Exercise objective
The answer must be every line of the records below that contains the word "participate".

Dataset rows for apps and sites
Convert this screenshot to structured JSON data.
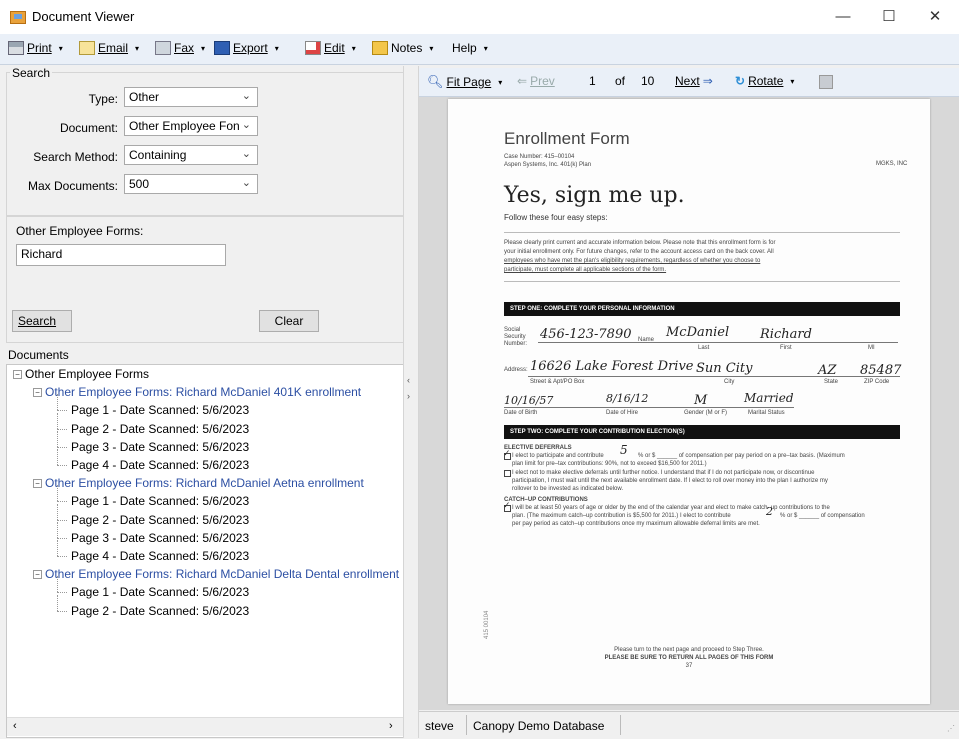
{
  "window": {
    "title": "Document Viewer",
    "minimize": "—",
    "maximize": "☐",
    "close": "✕"
  },
  "toolbar": {
    "print": "Print",
    "email": "Email",
    "fax": "Fax",
    "export": "Export",
    "edit": "Edit",
    "notes": "Notes",
    "help": "Help",
    "caret": "▾"
  },
  "search": {
    "group_label": "Search",
    "type_label": "Type:",
    "type_value": "Other",
    "document_label": "Document:",
    "document_value": "Other Employee Fon",
    "method_label": "Search Method:",
    "method_value": "Containing",
    "max_label": "Max Documents:",
    "max_value": "500",
    "forms_label": "Other Employee Forms:",
    "forms_value": "Richard",
    "search_button": "Search",
    "clear_button": "Clear"
  },
  "documents": {
    "label": "Documents",
    "root": "Other Employee Forms",
    "groups": [
      {
        "title": "Other Employee Forms: Richard McDaniel 401K enrollment",
        "pages": [
          "Page 1 - Date Scanned: 5/6/2023",
          "Page 2 - Date Scanned: 5/6/2023",
          "Page 3 - Date Scanned: 5/6/2023",
          "Page 4 - Date Scanned: 5/6/2023"
        ]
      },
      {
        "title": "Other Employee Forms: Richard McDaniel Aetna enrollment",
        "pages": [
          "Page 1 - Date Scanned: 5/6/2023",
          "Page 2 - Date Scanned: 5/6/2023",
          "Page 3 - Date Scanned: 5/6/2023",
          "Page 4 - Date Scanned: 5/6/2023"
        ]
      },
      {
        "title": "Other Employee Forms: Richard McDaniel Delta Dental enrollment",
        "pages": [
          "Page 1 - Date Scanned: 5/6/2023",
          "Page 2 - Date Scanned: 5/6/2023"
        ]
      }
    ]
  },
  "viewer": {
    "fit_page": "Fit Page",
    "prev": "Prev",
    "page": "1",
    "of": "of",
    "total": "10",
    "next": "Next",
    "rotate": "Rotate"
  },
  "status": {
    "user": "steve",
    "database": "Canopy Demo Database"
  },
  "doc": {
    "title": "Enrollment Form",
    "case": "Case Number: 415–00104",
    "plan": "Aspen Systems, Inc. 401(k) Plan",
    "company": "MGKS, INC",
    "headline": "Yes, sign me up.",
    "sub": "Follow these four easy steps:",
    "intro1": "Please clearly print current and accurate information below. Please note that this enrollment form is for",
    "intro2": "your initial enrollment only. For future changes, refer to the account access card on the back cover. All",
    "intro3": "employees who have met the plan's eligibility requirements, regardless of whether you choose to",
    "intro4": "participate, must complete all applicable sections of the form.",
    "step1": "STEP ONE: COMPLETE YOUR PERSONAL INFORMATION",
    "ssn_label": "Social Security Number:",
    "ssn": "456-123-7890",
    "name_label": "Name",
    "last": "McDaniel",
    "first": "Richard",
    "last_cap": "Last",
    "first_cap": "First",
    "mi_cap": "MI",
    "addr_label": "Address:",
    "street": "16626 Lake Forest Drive",
    "city": "Sun City",
    "state": "AZ",
    "zip": "85487",
    "street_cap": "Street & Apt/PO Box",
    "city_cap": "City",
    "state_cap": "State",
    "zip_cap": "ZIP Code",
    "dob": "10/16/57",
    "doh": "8/16/12",
    "gender": "M",
    "marital": "Married",
    "dob_cap": "Date of Birth",
    "doh_cap": "Date of Hire",
    "gender_cap": "Gender (M or F)",
    "marital_cap": "Marital Status",
    "step2": "STEP TWO: COMPLETE YOUR CONTRIBUTION ELECTION(S)",
    "elective": "ELECTIVE DEFERRALS",
    "e1": "I elect to participate and contribute",
    "e1_value": "5",
    "e1b": "% or $ ______ of compensation per pay period on a pre–tax basis. (Maximum",
    "e2": "plan limit for pre–tax contributions: 90%, not to exceed $16,500 for 2011.)",
    "e3": "I elect not to make elective deferrals until further notice. I understand that if I do not participate now, or discontinue",
    "e4": "participation, I must wait until the next available enrollment date. If I elect to roll over money into the plan I authorize my",
    "e5": "rollover to be invested as indicated below.",
    "catchup": "CATCH–UP CONTRIBUTIONS",
    "c1": "I will be at least 50 years of age or older by the end of the calendar year and elect to make catch–up contributions to the",
    "c2": "plan. (The maximum catch–up contribution is $5,500 for 2011.) I elect to contribute",
    "c2_value": "2",
    "c2b": "% or $ ______ of compensation",
    "c3": "per pay period as catch–up contributions once my maximum allowable deferral limits are met.",
    "foot1": "Please turn to the next page and proceed to Step Three.",
    "foot2": "PLEASE BE SURE TO RETURN ALL PAGES OF THIS FORM",
    "pagenum": "37",
    "sidecode": "415 00104"
  }
}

Solved problem
    "intro4": "participate, must complete all applicable sections of the form.",
    "e1": "I elect to participate and contribute",
    "e3": "I elect not to make elective deferrals until further notice. I understand that if I do not participate now, or discontinue",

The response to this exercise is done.